Task instructions |
From the listing below, extract every line in which the word "folder" appears.

Input for this task |
▽

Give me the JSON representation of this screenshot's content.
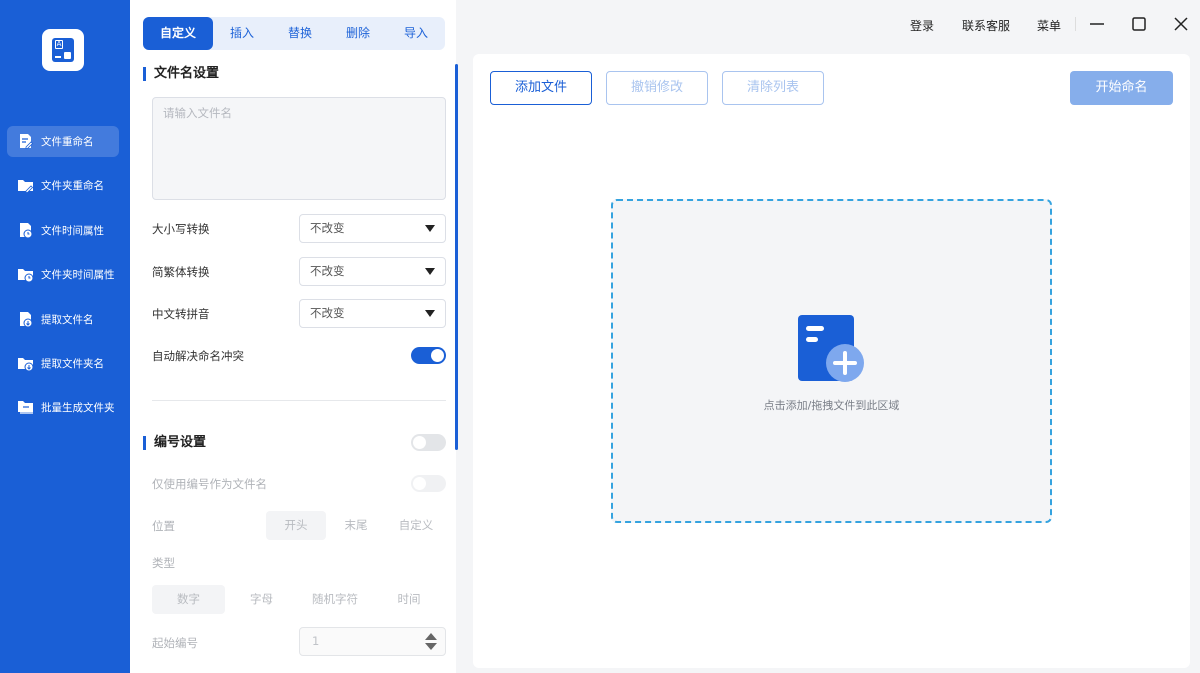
{
  "sidebar": {
    "items": [
      {
        "label": "文件重命名",
        "icon": "file-edit-icon",
        "active": true
      },
      {
        "label": "文件夹重命名",
        "icon": "folder-edit-icon",
        "active": false
      },
      {
        "label": "文件时间属性",
        "icon": "file-clock-icon",
        "active": false
      },
      {
        "label": "文件夹时间属性",
        "icon": "folder-clock-icon",
        "active": false
      },
      {
        "label": "提取文件名",
        "icon": "file-extract-icon",
        "active": false
      },
      {
        "label": "提取文件夹名",
        "icon": "folder-extract-icon",
        "active": false
      },
      {
        "label": "批量生成文件夹",
        "icon": "folder-batch-icon",
        "active": false
      }
    ]
  },
  "tabs": [
    "自定义",
    "插入",
    "替换",
    "删除",
    "导入"
  ],
  "filename": {
    "title": "文件名设置",
    "placeholder": "请输入文件名",
    "case_label": "大小写转换",
    "case_value": "不改变",
    "simp_label": "简繁体转换",
    "simp_value": "不改变",
    "pinyin_label": "中文转拼音",
    "pinyin_value": "不改变",
    "conflict_label": "自动解决命名冲突",
    "conflict_on": true
  },
  "numbering": {
    "title": "编号设置",
    "enabled": false,
    "only_label": "仅使用编号作为文件名",
    "position_label": "位置",
    "positions": [
      "开头",
      "末尾",
      "自定义"
    ],
    "type_label": "类型",
    "types": [
      "数字",
      "字母",
      "随机字符",
      "时间"
    ],
    "start_label": "起始编号",
    "start_value": "1"
  },
  "topbar": {
    "login": "登录",
    "contact": "联系客服",
    "menu": "菜单"
  },
  "main": {
    "add_files": "添加文件",
    "undo": "撤销修改",
    "clear": "清除列表",
    "start": "开始命名",
    "drop_hint": "点击添加/拖拽文件到此区域"
  },
  "colors": {
    "brand": "#1a5fd6",
    "dropzone_border": "#35a3df"
  }
}
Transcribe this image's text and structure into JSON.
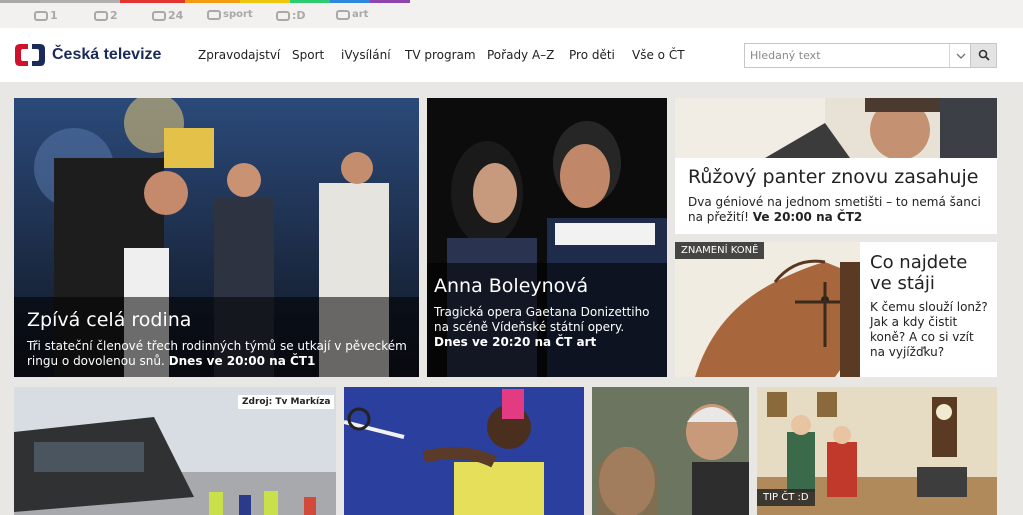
{
  "channel_bar": {
    "stripe_colors": [
      "#a8a8a8",
      "#b0b0b0",
      "#e3342f",
      "#f39c12",
      "#f1c40f",
      "#2ecc71",
      "#2e86de",
      "#8e44ad"
    ],
    "channels": [
      {
        "label": "1",
        "icon": "ct1-logo-icon"
      },
      {
        "label": "2",
        "icon": "ct2-logo-icon"
      },
      {
        "label": "24",
        "icon": "ct24-logo-icon"
      },
      {
        "label": "sport",
        "icon": "ctsport-logo-icon"
      },
      {
        "label": ":D",
        "icon": "ctd-logo-icon"
      },
      {
        "label": "art",
        "icon": "ctart-logo-icon"
      }
    ]
  },
  "header": {
    "brand": "Česká televize",
    "brand_colors": {
      "red": "#d0112b",
      "blue": "#1a2a5a"
    },
    "nav": [
      "Zpravodajství",
      "Sport",
      "iVysílání",
      "TV program",
      "Pořady A–Z",
      "Pro děti",
      "Vše o ČT"
    ],
    "search": {
      "placeholder": "Hledaný text",
      "value": "",
      "dropdown_icon": "chevron-down-icon",
      "button_icon": "search-icon"
    }
  },
  "tiles": {
    "main": {
      "title": "Zpívá celá rodina",
      "desc": "Tři stateční členové třech rodinných týmů se utkají v pěveckém ringu o dovolenou snů.",
      "time": "Dnes ve 20:00 na ČT1"
    },
    "opera": {
      "title": "Anna Boleynová",
      "desc": "Tragická opera Gaetana Donizettiho na scéně Vídeňské státní opery.",
      "time": "Dnes ve 20:20 na ČT art"
    },
    "panther": {
      "title": "Růžový panter znovu zasahuje",
      "desc": "Dva géniové na jednom smetišti – to nemá šanci na přežití!",
      "time": "Ve 20:00 na ČT2"
    },
    "horse": {
      "tag": "ZNAMENÍ KONĚ",
      "title": "Co najdete ve stáji",
      "desc": "K čemu slouží lonž? Jak a kdy čistit koně? A co si vzít na vyjížďku?"
    },
    "news": {
      "source": "Zdroj: Tv Markíza"
    },
    "kids": {
      "tag": "TIP ČT :D"
    }
  }
}
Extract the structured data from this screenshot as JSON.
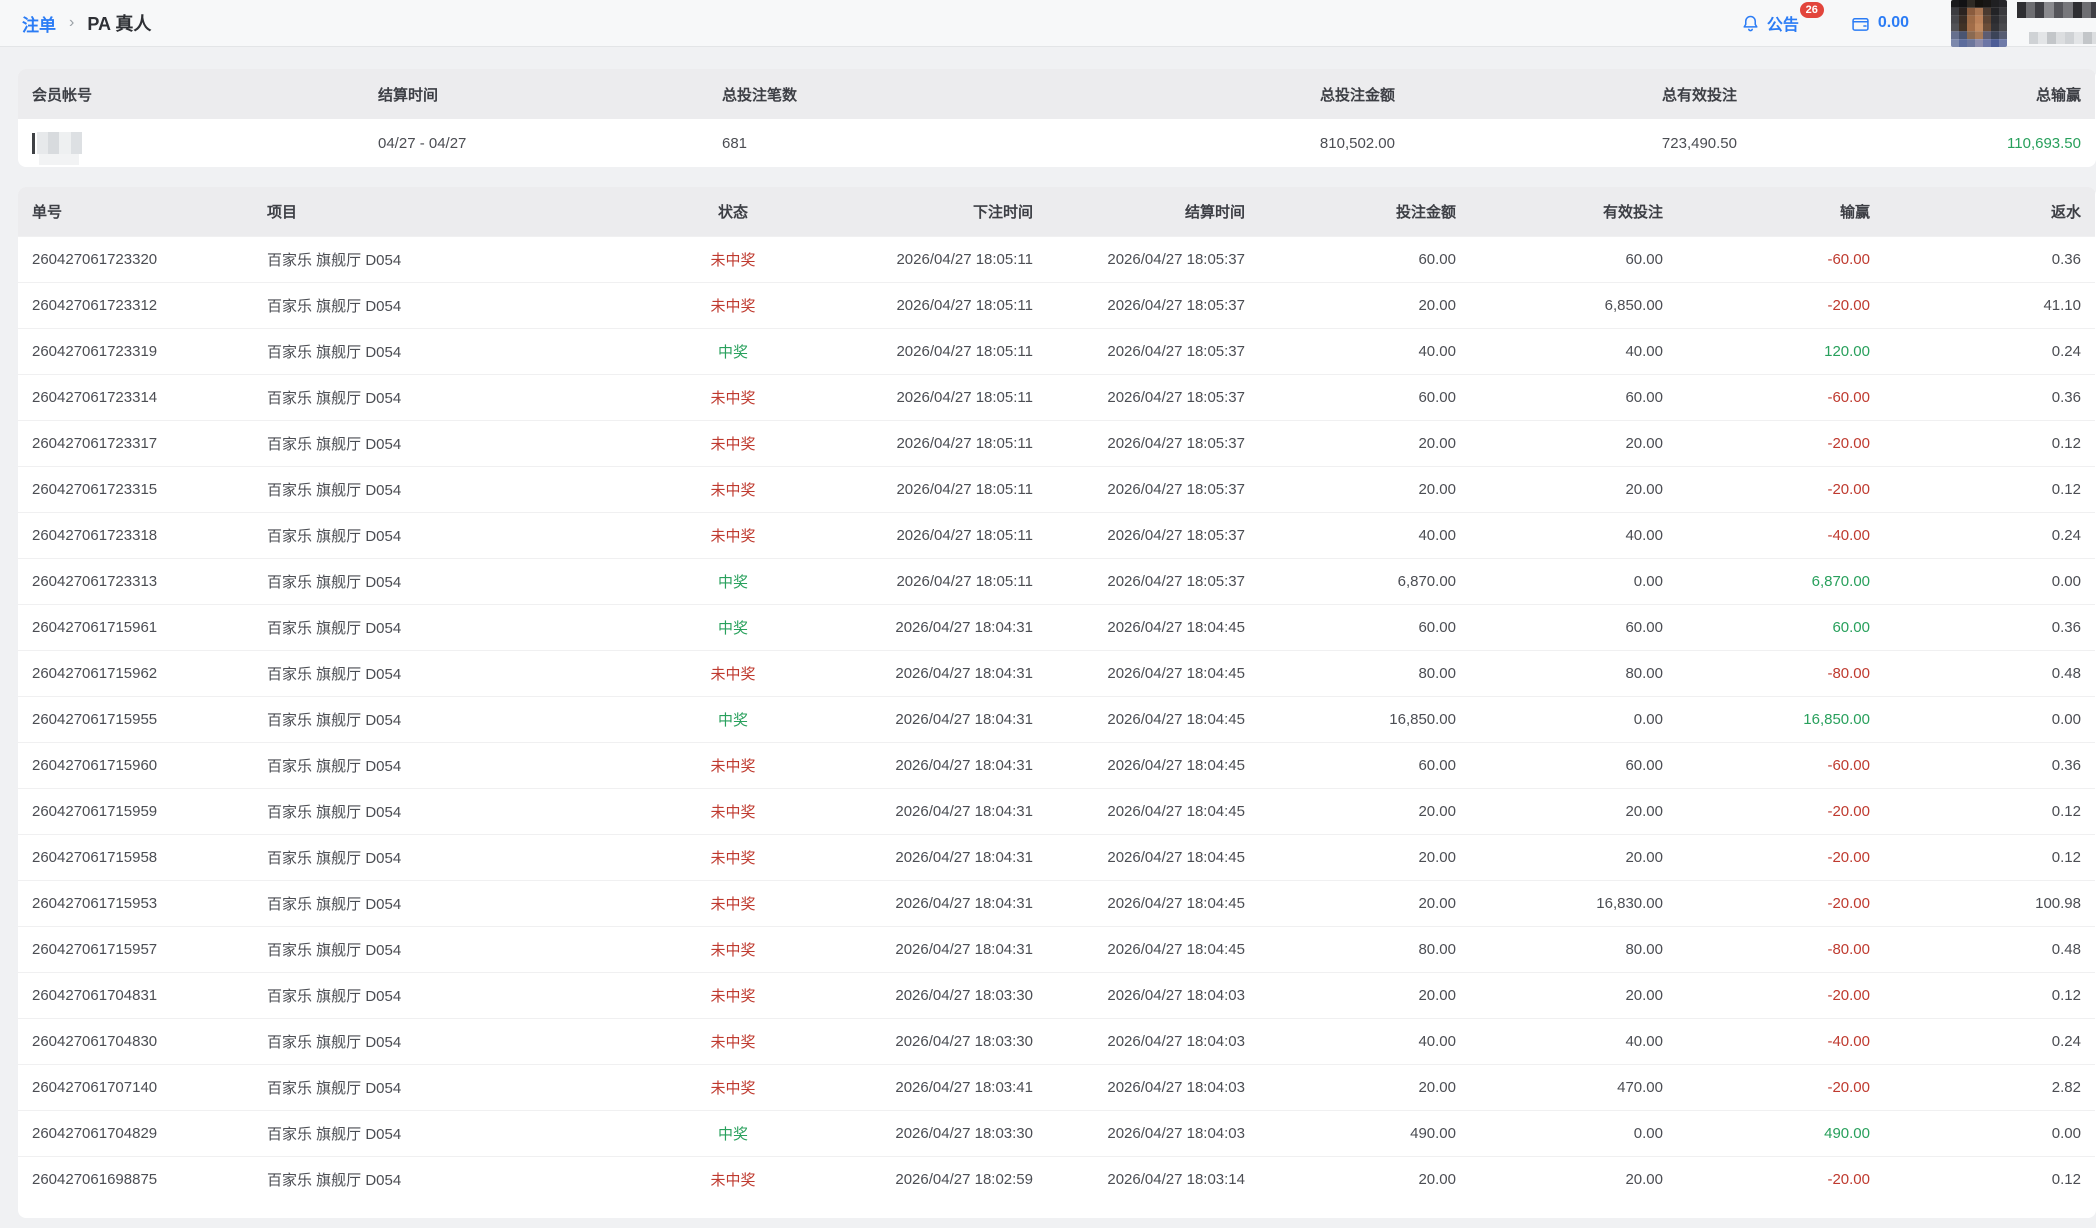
{
  "colors": {
    "accent_blue": "#2b7cf5",
    "win_green": "#28a05c",
    "lose_red": "#bf3a2f",
    "badge_red": "#e2453c"
  },
  "breadcrumb": {
    "root": "注单",
    "separator": "›",
    "current": "PA 真人"
  },
  "topbar": {
    "announcement_label": "公告",
    "announcement_count": "26",
    "balance": "0.00",
    "avatar_pixels": [
      [
        "#1a1a1c",
        "#121214",
        "#2e2a24",
        "#15130f",
        "#191715",
        "#202022",
        "#26262a"
      ],
      [
        "#3c3c40",
        "#2b2320",
        "#8a5c3e",
        "#aa7652",
        "#4a3a30",
        "#232326",
        "#3a3a3e"
      ],
      [
        "#48484c",
        "#3a2d25",
        "#9c6a46",
        "#bb8159",
        "#5c4434",
        "#2c2c30",
        "#424246"
      ],
      [
        "#525256",
        "#413226",
        "#a26d48",
        "#c28a60",
        "#6b4d38",
        "#323236",
        "#4a4a4e"
      ],
      [
        "#66708e",
        "#4a5572",
        "#8a6a52",
        "#a87a58",
        "#5c5c72",
        "#3c4458",
        "#565c72"
      ],
      [
        "#7c88ac",
        "#5c6c9c",
        "#6c769c",
        "#8c8cac",
        "#6c76a6",
        "#4c5c96",
        "#6e7aa8"
      ]
    ]
  },
  "summary": {
    "headers": [
      "会员帐号",
      "结算时间",
      "总投注笔数",
      "总投注金额",
      "总有效投注",
      "总输赢"
    ],
    "row": {
      "settle_period": "04/27 - 04/27",
      "total_bets": "681",
      "total_bet_amount": "810,502.00",
      "total_valid_bet": "723,490.50",
      "total_win_loss": "110,693.50"
    }
  },
  "table": {
    "headers": [
      "单号",
      "项目",
      "状态",
      "下注时间",
      "结算时间",
      "投注金额",
      "有效投注",
      "输赢",
      "返水"
    ],
    "rows": [
      {
        "order_no": "260427061723320",
        "item": "百家乐 旗舰厅 D054",
        "status": "未中奖",
        "result": "lose",
        "bet_time": "2026/04/27 18:05:11",
        "settle_time": "2026/04/27 18:05:37",
        "bet_amount": "60.00",
        "valid_bet": "60.00",
        "win_loss": "-60.00",
        "rebate": "0.36"
      },
      {
        "order_no": "260427061723312",
        "item": "百家乐 旗舰厅 D054",
        "status": "未中奖",
        "result": "lose",
        "bet_time": "2026/04/27 18:05:11",
        "settle_time": "2026/04/27 18:05:37",
        "bet_amount": "20.00",
        "valid_bet": "6,850.00",
        "win_loss": "-20.00",
        "rebate": "41.10"
      },
      {
        "order_no": "260427061723319",
        "item": "百家乐 旗舰厅 D054",
        "status": "中奖",
        "result": "win",
        "bet_time": "2026/04/27 18:05:11",
        "settle_time": "2026/04/27 18:05:37",
        "bet_amount": "40.00",
        "valid_bet": "40.00",
        "win_loss": "120.00",
        "rebate": "0.24"
      },
      {
        "order_no": "260427061723314",
        "item": "百家乐 旗舰厅 D054",
        "status": "未中奖",
        "result": "lose",
        "bet_time": "2026/04/27 18:05:11",
        "settle_time": "2026/04/27 18:05:37",
        "bet_amount": "60.00",
        "valid_bet": "60.00",
        "win_loss": "-60.00",
        "rebate": "0.36"
      },
      {
        "order_no": "260427061723317",
        "item": "百家乐 旗舰厅 D054",
        "status": "未中奖",
        "result": "lose",
        "bet_time": "2026/04/27 18:05:11",
        "settle_time": "2026/04/27 18:05:37",
        "bet_amount": "20.00",
        "valid_bet": "20.00",
        "win_loss": "-20.00",
        "rebate": "0.12"
      },
      {
        "order_no": "260427061723315",
        "item": "百家乐 旗舰厅 D054",
        "status": "未中奖",
        "result": "lose",
        "bet_time": "2026/04/27 18:05:11",
        "settle_time": "2026/04/27 18:05:37",
        "bet_amount": "20.00",
        "valid_bet": "20.00",
        "win_loss": "-20.00",
        "rebate": "0.12"
      },
      {
        "order_no": "260427061723318",
        "item": "百家乐 旗舰厅 D054",
        "status": "未中奖",
        "result": "lose",
        "bet_time": "2026/04/27 18:05:11",
        "settle_time": "2026/04/27 18:05:37",
        "bet_amount": "40.00",
        "valid_bet": "40.00",
        "win_loss": "-40.00",
        "rebate": "0.24"
      },
      {
        "order_no": "260427061723313",
        "item": "百家乐 旗舰厅 D054",
        "status": "中奖",
        "result": "win",
        "bet_time": "2026/04/27 18:05:11",
        "settle_time": "2026/04/27 18:05:37",
        "bet_amount": "6,870.00",
        "valid_bet": "0.00",
        "win_loss": "6,870.00",
        "rebate": "0.00"
      },
      {
        "order_no": "260427061715961",
        "item": "百家乐 旗舰厅 D054",
        "status": "中奖",
        "result": "win",
        "bet_time": "2026/04/27 18:04:31",
        "settle_time": "2026/04/27 18:04:45",
        "bet_amount": "60.00",
        "valid_bet": "60.00",
        "win_loss": "60.00",
        "rebate": "0.36"
      },
      {
        "order_no": "260427061715962",
        "item": "百家乐 旗舰厅 D054",
        "status": "未中奖",
        "result": "lose",
        "bet_time": "2026/04/27 18:04:31",
        "settle_time": "2026/04/27 18:04:45",
        "bet_amount": "80.00",
        "valid_bet": "80.00",
        "win_loss": "-80.00",
        "rebate": "0.48"
      },
      {
        "order_no": "260427061715955",
        "item": "百家乐 旗舰厅 D054",
        "status": "中奖",
        "result": "win",
        "bet_time": "2026/04/27 18:04:31",
        "settle_time": "2026/04/27 18:04:45",
        "bet_amount": "16,850.00",
        "valid_bet": "0.00",
        "win_loss": "16,850.00",
        "rebate": "0.00"
      },
      {
        "order_no": "260427061715960",
        "item": "百家乐 旗舰厅 D054",
        "status": "未中奖",
        "result": "lose",
        "bet_time": "2026/04/27 18:04:31",
        "settle_time": "2026/04/27 18:04:45",
        "bet_amount": "60.00",
        "valid_bet": "60.00",
        "win_loss": "-60.00",
        "rebate": "0.36"
      },
      {
        "order_no": "260427061715959",
        "item": "百家乐 旗舰厅 D054",
        "status": "未中奖",
        "result": "lose",
        "bet_time": "2026/04/27 18:04:31",
        "settle_time": "2026/04/27 18:04:45",
        "bet_amount": "20.00",
        "valid_bet": "20.00",
        "win_loss": "-20.00",
        "rebate": "0.12"
      },
      {
        "order_no": "260427061715958",
        "item": "百家乐 旗舰厅 D054",
        "status": "未中奖",
        "result": "lose",
        "bet_time": "2026/04/27 18:04:31",
        "settle_time": "2026/04/27 18:04:45",
        "bet_amount": "20.00",
        "valid_bet": "20.00",
        "win_loss": "-20.00",
        "rebate": "0.12"
      },
      {
        "order_no": "260427061715953",
        "item": "百家乐 旗舰厅 D054",
        "status": "未中奖",
        "result": "lose",
        "bet_time": "2026/04/27 18:04:31",
        "settle_time": "2026/04/27 18:04:45",
        "bet_amount": "20.00",
        "valid_bet": "16,830.00",
        "win_loss": "-20.00",
        "rebate": "100.98"
      },
      {
        "order_no": "260427061715957",
        "item": "百家乐 旗舰厅 D054",
        "status": "未中奖",
        "result": "lose",
        "bet_time": "2026/04/27 18:04:31",
        "settle_time": "2026/04/27 18:04:45",
        "bet_amount": "80.00",
        "valid_bet": "80.00",
        "win_loss": "-80.00",
        "rebate": "0.48"
      },
      {
        "order_no": "260427061704831",
        "item": "百家乐 旗舰厅 D054",
        "status": "未中奖",
        "result": "lose",
        "bet_time": "2026/04/27 18:03:30",
        "settle_time": "2026/04/27 18:04:03",
        "bet_amount": "20.00",
        "valid_bet": "20.00",
        "win_loss": "-20.00",
        "rebate": "0.12"
      },
      {
        "order_no": "260427061704830",
        "item": "百家乐 旗舰厅 D054",
        "status": "未中奖",
        "result": "lose",
        "bet_time": "2026/04/27 18:03:30",
        "settle_time": "2026/04/27 18:04:03",
        "bet_amount": "40.00",
        "valid_bet": "40.00",
        "win_loss": "-40.00",
        "rebate": "0.24"
      },
      {
        "order_no": "260427061707140",
        "item": "百家乐 旗舰厅 D054",
        "status": "未中奖",
        "result": "lose",
        "bet_time": "2026/04/27 18:03:41",
        "settle_time": "2026/04/27 18:04:03",
        "bet_amount": "20.00",
        "valid_bet": "470.00",
        "win_loss": "-20.00",
        "rebate": "2.82"
      },
      {
        "order_no": "260427061704829",
        "item": "百家乐 旗舰厅 D054",
        "status": "中奖",
        "result": "win",
        "bet_time": "2026/04/27 18:03:30",
        "settle_time": "2026/04/27 18:04:03",
        "bet_amount": "490.00",
        "valid_bet": "0.00",
        "win_loss": "490.00",
        "rebate": "0.00"
      },
      {
        "order_no": "260427061698875",
        "item": "百家乐 旗舰厅 D054",
        "status": "未中奖",
        "result": "lose",
        "bet_time": "2026/04/27 18:02:59",
        "settle_time": "2026/04/27 18:03:14",
        "bet_amount": "20.00",
        "valid_bet": "20.00",
        "win_loss": "-20.00",
        "rebate": "0.12"
      }
    ]
  }
}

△

The completed task |
        "icon": "folder-edit-icon",
        "icon": "folder-clock-icon",
        "icon": "folder-extract-icon",
        "icon": "folder-batch-icon",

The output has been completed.